Conserva tu casa.

Panatilihin ang pagmamay ari ng inyong tahanan.

Tirzhiy svoy dom.

However you say it, we know your language.

Keep Your Home California can handle calls in virtually any language. In fact, we have received calls from homeowners in 48 different dialects and each homeowner had their questions answered in their native tongue.

The processing center – where all of the calls are handled – has many bilingual counselors on staff who can help homeowners on the spot in quite a few languages, such as Spanish and Mandarin.

But for homeowners with less common languages, we contract with a translation service. This speedy process means that in less than four minutes, a professional translator is on the phone, and the homeowner is on their way to getting the help they need regardless of their ethnicity.

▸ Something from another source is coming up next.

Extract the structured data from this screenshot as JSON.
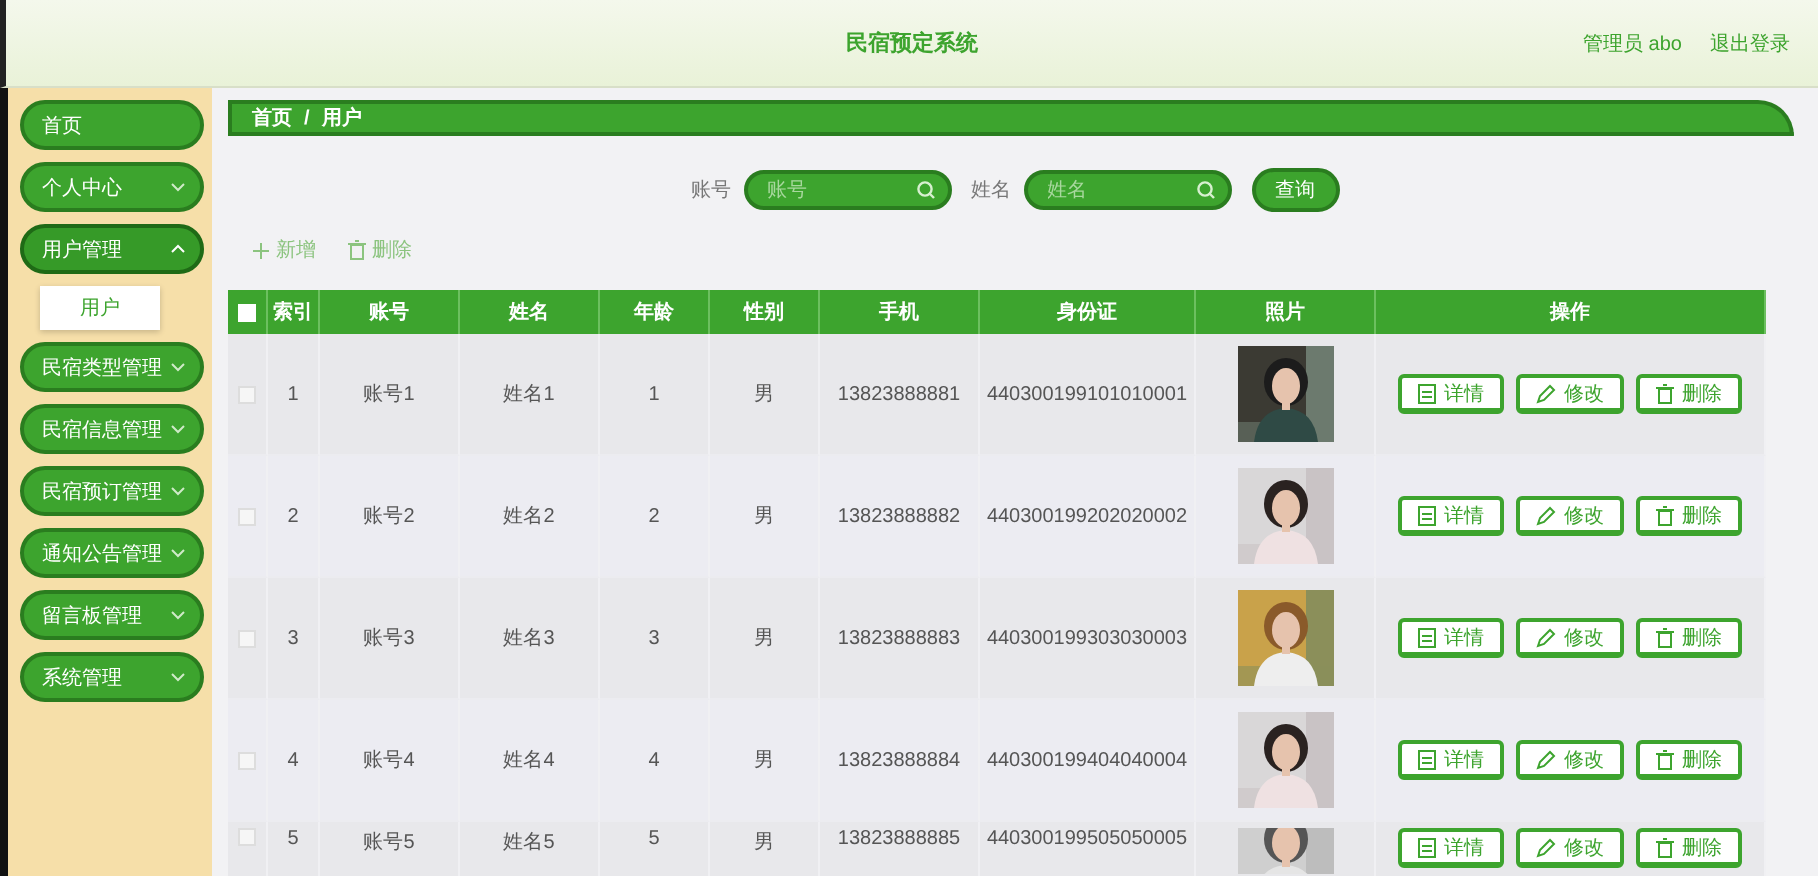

The most common non-English languages we translate are Spanish, Cantonese, Mandarin, Vietnamese and Korean. Other dialects frequently handled at the processing center include Russian, Punjabi, Hmong, Farsi and Tagalog.

Since we cover a lot of detailed information, it’s critical that homeowners call and let a counselor know their language of comfort. If you speak English but you’re more comfortable speaking another language, let the counselor know right away.

Keep Your Home California has helped about 28,000 homeowners since the program started in early 2011. And many of those were not English speakers.

If you have questions or would like to apply for Keep Your Home California, call 888-954-5337 or visit www.keepyourhomecalifornia.org (Spanish speakers should visit www.conservatucasacalifornia.org). The counseling center is open 7 a.m. to 7 p.m. weekdays and 9 a.m. to 3 p.m. Saturdays.